We just returned from two weeks in Scotland. Many months ago we planned to visit the Island of Iona to participate in a week-long retreat at the historic Abbey. We then added on a brief stay in Edinburgh to taste its long history and present spirit. Every year, thousands of people make a pilgrimage, or at least a tourist stop, at the little island adjacent to the larger island of Mull, gateway to the inner Hebrides off the west coast of Scotland. Claimed for a missionary monastery in 563 AD by St. Columba, of Ireland, it has long been revered, even in ruins, as the cradle of Christianity in the land of the Picts and the Scots. Over the last century, much of the Abbey and its buildings has been restored. Programs of spiritual renewal and ecological awareness are conducted by the Iona Community within its precincts and beyond. Sheep and Highland cattle browse the clipped fields while the bones of centuries of monks, warriors, kings, fishermen, and farmers sleep beneath the sod.
While we had simply wanted to soak up any spirits these grounds might yield, our retreat agenda was suddenly reshaped by the decision to buy a house in town to sustain us in this next lap of our life’s journey. The time on Iona became a chance to suspend our daily chores in order to assimilate this profound movement from our beloved dream home in the mountains to a smaller house in town that was being resurrected by a caring and competent couple whose “fixer-upper” work seems as much a ministry as a profession. Our own life transition became an unexpected part of our group’s conversation as the week progressed amidst internet connections that were, let’s say, somewhat medieval.
So Iona became for us a hinge between our personal past and future, just as it has been the hinge between Scotland’s ancient past and its Christian era. The stone walls of the old Abbey where we prayed, listened, and shared our deeper thoughts contained a darkness like the fears and mysteries encasing us, but the sea outside was brilliant in the summer sun, the sheep and cows like the still patience of God. The stones and beams arching over us became a sheltering presence re-arranged to argue for a future only dimly augured by the past.

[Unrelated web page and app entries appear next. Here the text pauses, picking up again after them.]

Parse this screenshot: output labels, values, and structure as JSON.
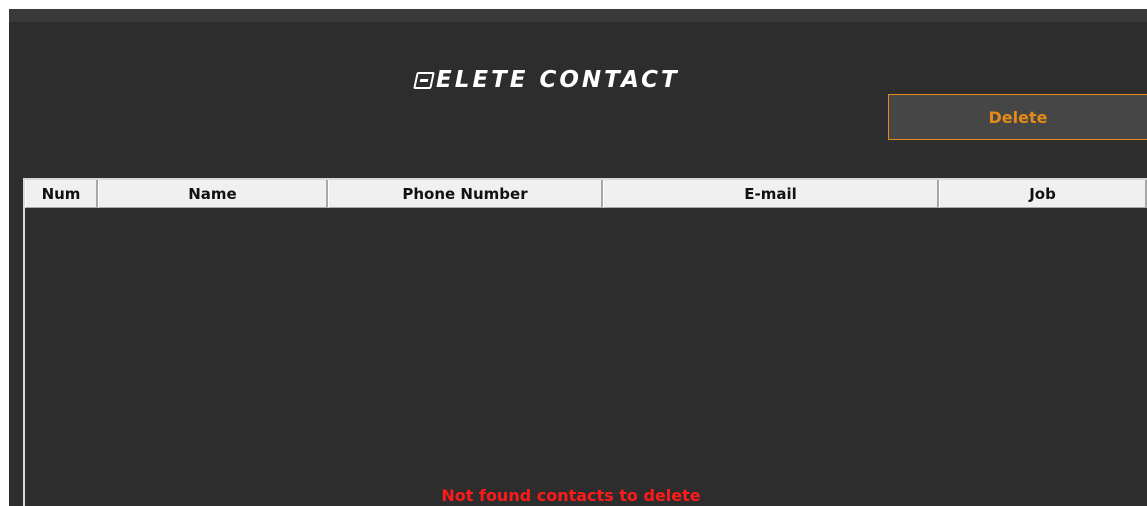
{
  "page": {
    "title_initial": "D",
    "title_rest": "ELETE CONTACT"
  },
  "toolbar": {
    "delete_label": "Delete"
  },
  "table": {
    "columns": [
      "Num",
      "Name",
      "Phone Number",
      "E-mail",
      "Job"
    ],
    "rows": [],
    "empty_message": "Not found contacts to delete"
  },
  "colors": {
    "background": "#2d2d2d",
    "accent": "#e48a1a",
    "error": "#ff1a1a",
    "header_bg": "#f0f0f0"
  }
}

Out of ruins
a place of devotion
Not drawn from the sky of speculation
and pristine plans
But from the broken stones that lie about
detritus of an unknown hand.
And so we move from our beloved home built
pure amidst the mountain brambles and the trees
To claim a domicile from the bones of long-neglected rooms
left desolate by loss of hope, of means, of caring hand.
Out of life
Out of death
All one life in the builder’s hands
Seeking habitations for our souls.
But Scotland was not finished with us. For four days the long “Royal mile” of Edinburgh, sloping from the old town of castle and Cathedral to the royal palace of Holyrood and the new Parliament building, was yet another metaphor of our transition in life. At the high end, we worshipped in contemporary yet formal language at St. Giles Cathedral and heard a lovely concert of contemporary music by the visiting choir of Myers Park United Methodist Church of Charlotte (how strange to come so far to hear our neighbors!). At the bottom of the road was the wholly original doorway to the future, Scotland’s new Parliament building, completed in 1999. Here was openness to the future as well as voices of the past inscribed on outside walls for passersby to contemplate. We were able to get tickets to attend a session of Parliament to hear debate about how to respond if or when the UK leaves the European Union. Scotland stands at yet another threshold of possibilities, with dangers on either side, trusting only in the power of mutual persuasion in the face of grim necessities of trade, immigration, climate change, and new expressions of ancient rivalries.
It was not the trip we expected. It was a chance to pause between past and future, to sense the anxiety as well as the liberation of change. I’ll try to share some relevant thoughts about this in the months ahead.